▼

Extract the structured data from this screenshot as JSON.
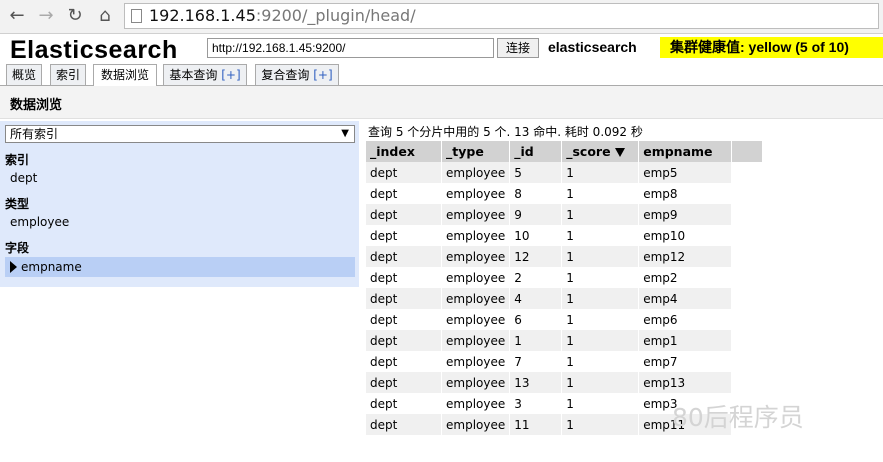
{
  "browser": {
    "url_host": "192.168.1.45",
    "url_rest": ":9200/_plugin/head/"
  },
  "header": {
    "app_title": "Elasticsearch",
    "connection_url": "http://192.168.1.45:9200/",
    "connect_label": "连接",
    "cluster_name": "elasticsearch",
    "health_text": "集群健康值: yellow (5 of 10)",
    "health_color": "#ffff00"
  },
  "tabs": [
    {
      "label": "概览",
      "plus": ""
    },
    {
      "label": "索引",
      "plus": ""
    },
    {
      "label": "数据浏览",
      "plus": ""
    },
    {
      "label": "基本查询",
      "plus": "[+]"
    },
    {
      "label": "复合查询",
      "plus": "[+]"
    }
  ],
  "section_title": "数据浏览",
  "sidebar": {
    "index_select_value": "所有索引",
    "groups": [
      {
        "label": "索引",
        "items": [
          "dept"
        ]
      },
      {
        "label": "类型",
        "items": [
          "employee"
        ]
      },
      {
        "label": "字段",
        "items": [
          "empname"
        ]
      }
    ]
  },
  "results": {
    "summary": "查询 5 个分片中用的 5 个. 13 命中. 耗时 0.092 秒",
    "columns": [
      "_index",
      "_type",
      "_id",
      "_score",
      "empname"
    ],
    "rows": [
      [
        "dept",
        "employee",
        "5",
        "1",
        "emp5"
      ],
      [
        "dept",
        "employee",
        "8",
        "1",
        "emp8"
      ],
      [
        "dept",
        "employee",
        "9",
        "1",
        "emp9"
      ],
      [
        "dept",
        "employee",
        "10",
        "1",
        "emp10"
      ],
      [
        "dept",
        "employee",
        "12",
        "1",
        "emp12"
      ],
      [
        "dept",
        "employee",
        "2",
        "1",
        "emp2"
      ],
      [
        "dept",
        "employee",
        "4",
        "1",
        "emp4"
      ],
      [
        "dept",
        "employee",
        "6",
        "1",
        "emp6"
      ],
      [
        "dept",
        "employee",
        "1",
        "1",
        "emp1"
      ],
      [
        "dept",
        "employee",
        "7",
        "1",
        "emp7"
      ],
      [
        "dept",
        "employee",
        "13",
        "1",
        "emp13"
      ],
      [
        "dept",
        "employee",
        "3",
        "1",
        "emp3"
      ],
      [
        "dept",
        "employee",
        "11",
        "1",
        "emp11"
      ]
    ]
  },
  "watermark": "80后程序员"
}
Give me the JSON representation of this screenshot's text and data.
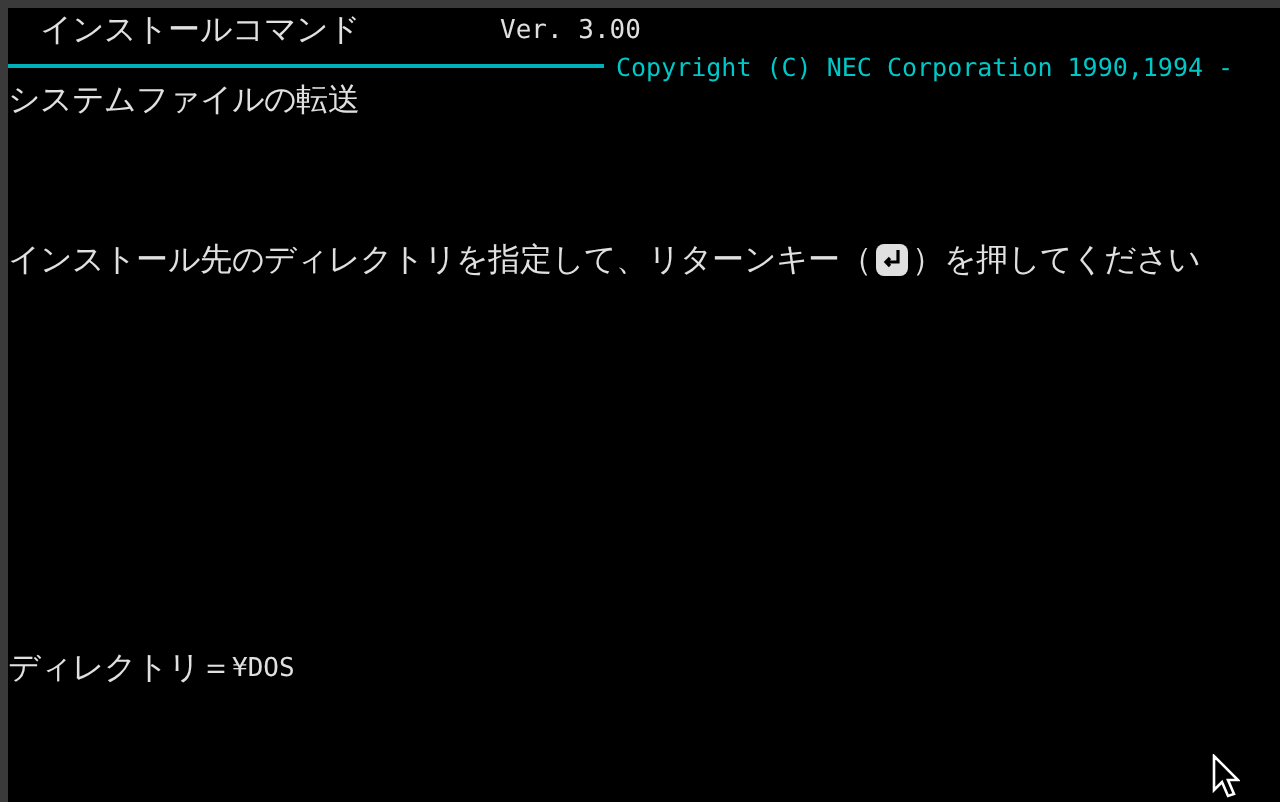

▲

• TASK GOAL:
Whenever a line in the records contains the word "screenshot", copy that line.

• ANSWER:
Extract the structured data from this screenshot as JSON.
Give me the JSON representation of this screenshot's text and data.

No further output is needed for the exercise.